There is a lot of interest in 5G North of the border, and a tremendous amount of curiosity about precisely when and how 5G will roll out, and what it might do to energise and empower the heritage sector to take its offer global, and into new areas such as Augmented Reality.
Those are two of the things I found out on 25 June, when I had a chance to give a talk to Xpo North about the considerable opportunities for Museums, Galleries and Heritage sites as 5G is rolled out.
Xpo North is Scotland’s major cultural event which usually takes place in Inverness but this year took place on Zoom. Around 1000 people attended, and events ranged from writing to to digital marketing, via many other sectors in between.
My talk focussed on the opportunities with 5G, really picking up on what had emerged from the very successful and well-attended National Gallery event we had run earlier in the year, just prior to the lockdown, and some of the learnings and use cases from that.
Pic: Ed Sheeran music event in Scotland
The session kicked off with a quick guide to what 5G is, including some examples of 5G in action from South Korean museums, and of course one of our own best use-cases, the Bath demonstration project by the BBC and universities.
We then looked specifically at 5G in Scotland, especially the Orkneys projects which revolve around both rural connectivity and culture, and gave a good introduction to the work of the Scotland 5G Centre, which is of course leading the project in Scotland, and working closely with both the DCMS and Scottish Government.

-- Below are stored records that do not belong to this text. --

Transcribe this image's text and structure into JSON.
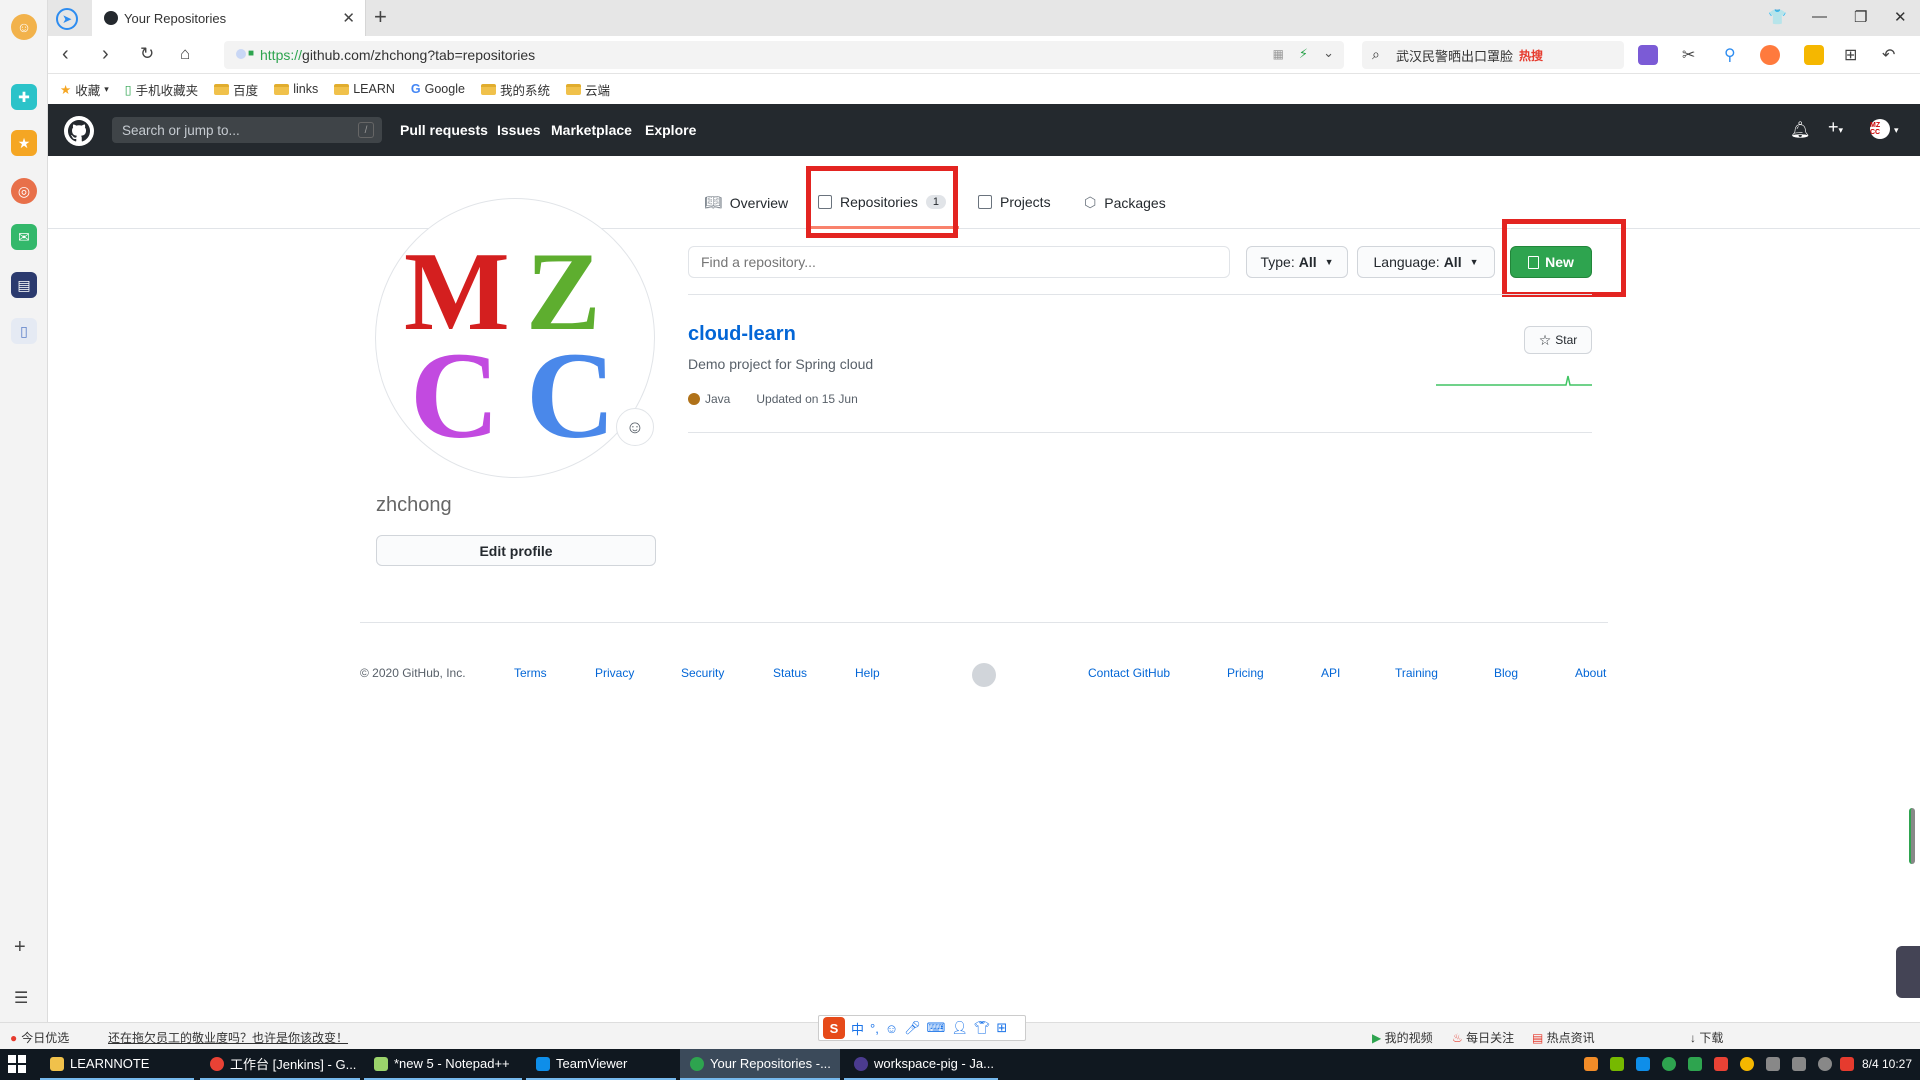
{
  "browser": {
    "tab_title": "Your Repositories",
    "url_protocol": "https://",
    "url_rest": "github.com/zhchong?tab=repositories",
    "search_text": "武汉民警晒出口罩脸",
    "search_hot": "热搜",
    "bookmarks": [
      "收藏",
      "手机收藏夹",
      "百度",
      "links",
      "LEARN",
      "Google",
      "我的系统",
      "云端"
    ]
  },
  "github": {
    "search_placeholder": "Search or jump to...",
    "slash": "/",
    "nav": [
      "Pull requests",
      "Issues",
      "Marketplace",
      "Explore"
    ],
    "avatar_text": "MZ CC"
  },
  "profile_tabs": {
    "overview": "Overview",
    "repositories": "Repositories",
    "repo_count": "1",
    "projects": "Projects",
    "packages": "Packages"
  },
  "profile": {
    "username": "zhchong",
    "edit_label": "Edit profile",
    "avatar_letters": [
      "M",
      "Z",
      "C",
      "C"
    ]
  },
  "filters": {
    "find_placeholder": "Find a repository...",
    "type_label": "Type:",
    "type_value": "All",
    "language_label": "Language:",
    "language_value": "All",
    "new_label": "New"
  },
  "repo": {
    "name": "cloud-learn",
    "description": "Demo project for Spring cloud",
    "language": "Java",
    "language_color": "#b07219",
    "updated": "Updated on 15 Jun",
    "star_label": "Star"
  },
  "footer": {
    "copyright": "© 2020 GitHub, Inc.",
    "links_left": [
      "Terms",
      "Privacy",
      "Security",
      "Status",
      "Help"
    ],
    "links_right": [
      "Contact GitHub",
      "Pricing",
      "API",
      "Training",
      "Blog",
      "About"
    ]
  },
  "statusbar": {
    "today": "今日优选",
    "news": "还在拖欠员工的敬业度吗？也许是你该改变！",
    "ime_mode": "中",
    "right_items": [
      "我的视频",
      "每日关注",
      "热点资讯",
      "下载"
    ]
  },
  "taskbar": {
    "items": [
      "LEARNNOTE",
      "工作台 [Jenkins] - G...",
      "*new 5 - Notepad++",
      "TeamViewer",
      "Your Repositories -...",
      "workspace-pig - Ja..."
    ],
    "clock": "8/4 10:27"
  },
  "colors": {
    "header_bg": "#24292e",
    "new_button": "#2ea44f",
    "link": "#0366d6",
    "highlight_box": "#e32421",
    "tab_underline": "#f9826c"
  }
}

They have a tremendous film which is a useful summary of their ambition for 5G in Scotland, which can be accessed on their website and is a useful tool. Finally we also mentioned an upcoming event they had, specifically on any health questions around 5G.
Next we moved on to the technical attributes of 5G, in particularly both the download/upload speeds and the low latency, and the kinds of capabilities that those offer in all sectors, showing examples from the US entertainment industry. And there was a bit of an abbreviated introduction to the organisation of 5G test projects in the UK, what UK5G is and does, and more in that regard, including 5GTT use case trials, such as 5GRIT, Liverpool 5G, 5G Smart Tourism (which includes Bath of course) and AutoAir.
We looked specifically at Scotland, the bandwidth constraints that already exist in rural areas, and to what extent 5G might offer solutions to that, as well as demonstrating via press and video clips how invested the Scottish government, and Nicola Sturgeon specifically, is in the project. There is a useful Deloitte report on the sector which is available online, which shows a best case of up to 160,000 new jobs in Scotland by the 2030s if 5G is rolled out successfully.
Pic: Shot of a Scotand heritage site, taken by Alex Connock
Finally we looked at opportunities specifically in the museums and galleries space, how augmented reality can be integrated with 5G, and what some of the AR and VR demonstrations in sport might show as a way forward for the heritage sector.
Throughout the event, Geoffrey Goodwin from Verizon Studios, also on the UK5G Creative Industries Working Group, made a superb, upbeat and detailed contribution to what the potential for the technology is.
Alex Connock is on the board of UK5G, and a Fellow at the Said Business School, University of Oxford. He has just written a book which reached no. 1 on the Amazon bestseller list in Telecommunications in the UK, titled You’re On Mute: Optimal Online Video Conferencing in Business, Education and Media.